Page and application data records
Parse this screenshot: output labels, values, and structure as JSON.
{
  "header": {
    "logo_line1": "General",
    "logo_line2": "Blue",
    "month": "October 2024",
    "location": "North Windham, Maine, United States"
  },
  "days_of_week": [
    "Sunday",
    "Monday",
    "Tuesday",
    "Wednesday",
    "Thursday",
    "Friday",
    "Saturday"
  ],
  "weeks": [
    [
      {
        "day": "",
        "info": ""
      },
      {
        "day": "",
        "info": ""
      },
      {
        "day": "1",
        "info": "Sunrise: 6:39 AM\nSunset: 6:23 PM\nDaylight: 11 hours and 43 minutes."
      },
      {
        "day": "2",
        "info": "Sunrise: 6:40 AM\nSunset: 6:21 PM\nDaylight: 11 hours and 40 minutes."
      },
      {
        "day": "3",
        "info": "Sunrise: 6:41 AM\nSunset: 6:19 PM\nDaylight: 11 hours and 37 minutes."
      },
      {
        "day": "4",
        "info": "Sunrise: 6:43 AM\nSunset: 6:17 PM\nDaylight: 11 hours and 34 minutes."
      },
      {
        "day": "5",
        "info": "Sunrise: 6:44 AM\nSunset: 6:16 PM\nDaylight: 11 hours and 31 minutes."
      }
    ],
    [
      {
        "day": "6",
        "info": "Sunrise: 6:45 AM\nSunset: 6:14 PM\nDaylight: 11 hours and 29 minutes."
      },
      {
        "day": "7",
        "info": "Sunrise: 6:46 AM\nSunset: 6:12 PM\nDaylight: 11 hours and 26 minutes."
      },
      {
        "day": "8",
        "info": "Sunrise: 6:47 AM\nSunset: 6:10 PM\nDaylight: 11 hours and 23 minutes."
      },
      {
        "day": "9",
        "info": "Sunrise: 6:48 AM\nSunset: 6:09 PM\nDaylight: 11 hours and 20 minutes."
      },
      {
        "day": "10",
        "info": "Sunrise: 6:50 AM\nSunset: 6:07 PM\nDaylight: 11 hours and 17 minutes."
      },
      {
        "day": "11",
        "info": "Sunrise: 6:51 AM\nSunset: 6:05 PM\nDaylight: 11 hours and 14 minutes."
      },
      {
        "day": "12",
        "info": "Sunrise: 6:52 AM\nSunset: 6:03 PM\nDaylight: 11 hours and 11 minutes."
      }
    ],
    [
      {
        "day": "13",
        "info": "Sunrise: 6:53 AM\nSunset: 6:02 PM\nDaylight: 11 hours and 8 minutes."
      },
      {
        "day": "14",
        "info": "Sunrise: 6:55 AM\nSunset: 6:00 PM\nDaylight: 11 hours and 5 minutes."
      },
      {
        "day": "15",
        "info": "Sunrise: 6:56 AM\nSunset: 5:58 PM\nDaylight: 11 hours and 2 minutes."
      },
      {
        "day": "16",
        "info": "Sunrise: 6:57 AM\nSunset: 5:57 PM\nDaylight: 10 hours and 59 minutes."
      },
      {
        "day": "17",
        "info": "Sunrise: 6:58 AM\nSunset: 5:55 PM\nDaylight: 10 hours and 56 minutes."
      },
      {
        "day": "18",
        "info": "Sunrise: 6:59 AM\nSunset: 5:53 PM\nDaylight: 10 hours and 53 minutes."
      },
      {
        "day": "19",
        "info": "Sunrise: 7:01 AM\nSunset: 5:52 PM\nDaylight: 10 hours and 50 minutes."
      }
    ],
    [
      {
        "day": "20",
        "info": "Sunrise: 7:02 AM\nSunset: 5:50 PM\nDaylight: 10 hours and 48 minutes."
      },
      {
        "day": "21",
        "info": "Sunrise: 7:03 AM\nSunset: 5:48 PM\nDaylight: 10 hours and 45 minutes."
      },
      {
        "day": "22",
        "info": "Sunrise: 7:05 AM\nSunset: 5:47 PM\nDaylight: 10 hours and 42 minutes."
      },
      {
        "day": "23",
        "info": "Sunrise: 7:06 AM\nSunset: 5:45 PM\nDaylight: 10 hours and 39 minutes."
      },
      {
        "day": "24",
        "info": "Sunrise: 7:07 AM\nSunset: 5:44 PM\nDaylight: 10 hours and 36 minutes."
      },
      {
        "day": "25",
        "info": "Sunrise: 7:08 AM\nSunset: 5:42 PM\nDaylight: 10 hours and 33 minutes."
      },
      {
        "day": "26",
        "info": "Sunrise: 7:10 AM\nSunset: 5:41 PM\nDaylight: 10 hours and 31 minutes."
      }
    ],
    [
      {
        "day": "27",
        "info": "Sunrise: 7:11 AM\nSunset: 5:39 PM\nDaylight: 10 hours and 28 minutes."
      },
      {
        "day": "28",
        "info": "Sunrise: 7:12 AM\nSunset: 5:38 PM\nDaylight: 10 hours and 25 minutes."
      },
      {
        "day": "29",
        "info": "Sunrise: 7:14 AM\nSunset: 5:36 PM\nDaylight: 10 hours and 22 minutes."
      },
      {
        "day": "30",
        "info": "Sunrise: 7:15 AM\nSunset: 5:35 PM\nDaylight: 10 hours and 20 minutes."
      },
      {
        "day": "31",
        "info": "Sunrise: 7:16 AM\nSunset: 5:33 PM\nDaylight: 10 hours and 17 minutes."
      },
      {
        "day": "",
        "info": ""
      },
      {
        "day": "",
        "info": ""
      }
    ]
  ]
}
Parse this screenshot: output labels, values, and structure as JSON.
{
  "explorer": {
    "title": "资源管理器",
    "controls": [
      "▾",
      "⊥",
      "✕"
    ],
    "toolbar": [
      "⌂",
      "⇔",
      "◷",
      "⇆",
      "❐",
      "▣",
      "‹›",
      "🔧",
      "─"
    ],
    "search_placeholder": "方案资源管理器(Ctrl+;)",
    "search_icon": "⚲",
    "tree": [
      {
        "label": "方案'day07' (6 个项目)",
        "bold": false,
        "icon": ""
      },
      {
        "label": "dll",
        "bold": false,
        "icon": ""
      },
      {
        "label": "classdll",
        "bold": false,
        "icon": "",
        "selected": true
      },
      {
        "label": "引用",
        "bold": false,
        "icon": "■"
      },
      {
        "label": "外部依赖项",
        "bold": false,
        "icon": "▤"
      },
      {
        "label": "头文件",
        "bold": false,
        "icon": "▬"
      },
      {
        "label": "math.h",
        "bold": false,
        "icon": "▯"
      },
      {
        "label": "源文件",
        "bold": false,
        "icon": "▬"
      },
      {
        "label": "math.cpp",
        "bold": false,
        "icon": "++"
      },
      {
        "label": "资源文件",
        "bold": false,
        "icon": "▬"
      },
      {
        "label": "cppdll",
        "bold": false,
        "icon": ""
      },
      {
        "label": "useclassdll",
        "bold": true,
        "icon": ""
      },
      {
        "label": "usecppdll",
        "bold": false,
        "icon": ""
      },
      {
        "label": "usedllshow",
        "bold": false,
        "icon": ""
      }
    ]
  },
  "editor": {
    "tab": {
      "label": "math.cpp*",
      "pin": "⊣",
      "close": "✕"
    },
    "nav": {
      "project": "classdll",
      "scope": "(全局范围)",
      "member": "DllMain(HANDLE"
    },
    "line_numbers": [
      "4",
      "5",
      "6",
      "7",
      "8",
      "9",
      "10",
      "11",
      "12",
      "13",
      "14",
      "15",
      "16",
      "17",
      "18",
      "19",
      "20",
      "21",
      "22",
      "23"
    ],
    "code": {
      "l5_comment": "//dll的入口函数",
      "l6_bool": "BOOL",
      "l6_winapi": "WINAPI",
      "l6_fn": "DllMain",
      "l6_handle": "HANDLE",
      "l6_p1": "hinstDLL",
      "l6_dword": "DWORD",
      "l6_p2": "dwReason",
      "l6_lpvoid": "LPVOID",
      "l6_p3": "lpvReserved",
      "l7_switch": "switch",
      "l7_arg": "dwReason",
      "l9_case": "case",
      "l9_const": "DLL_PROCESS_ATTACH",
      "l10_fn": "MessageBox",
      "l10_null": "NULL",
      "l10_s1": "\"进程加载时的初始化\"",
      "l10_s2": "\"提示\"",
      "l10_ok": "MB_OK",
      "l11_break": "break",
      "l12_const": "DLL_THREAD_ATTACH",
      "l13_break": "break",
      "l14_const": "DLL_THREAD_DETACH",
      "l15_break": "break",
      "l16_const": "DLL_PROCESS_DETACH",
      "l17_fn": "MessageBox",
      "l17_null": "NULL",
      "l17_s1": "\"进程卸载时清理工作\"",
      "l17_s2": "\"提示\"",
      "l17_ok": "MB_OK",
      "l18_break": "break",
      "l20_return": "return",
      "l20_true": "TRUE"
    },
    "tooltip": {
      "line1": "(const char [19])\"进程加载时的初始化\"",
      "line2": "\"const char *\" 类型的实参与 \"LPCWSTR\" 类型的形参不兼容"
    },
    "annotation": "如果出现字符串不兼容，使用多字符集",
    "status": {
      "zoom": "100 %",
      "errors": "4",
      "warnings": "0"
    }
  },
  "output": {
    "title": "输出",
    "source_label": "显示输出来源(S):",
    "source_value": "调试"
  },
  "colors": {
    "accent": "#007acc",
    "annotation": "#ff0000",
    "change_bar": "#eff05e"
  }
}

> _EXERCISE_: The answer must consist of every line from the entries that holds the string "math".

> _FINISHED TASK_:
        "label": "math.h",
        "label": "math.cpp",
      "label": "math.cpp*",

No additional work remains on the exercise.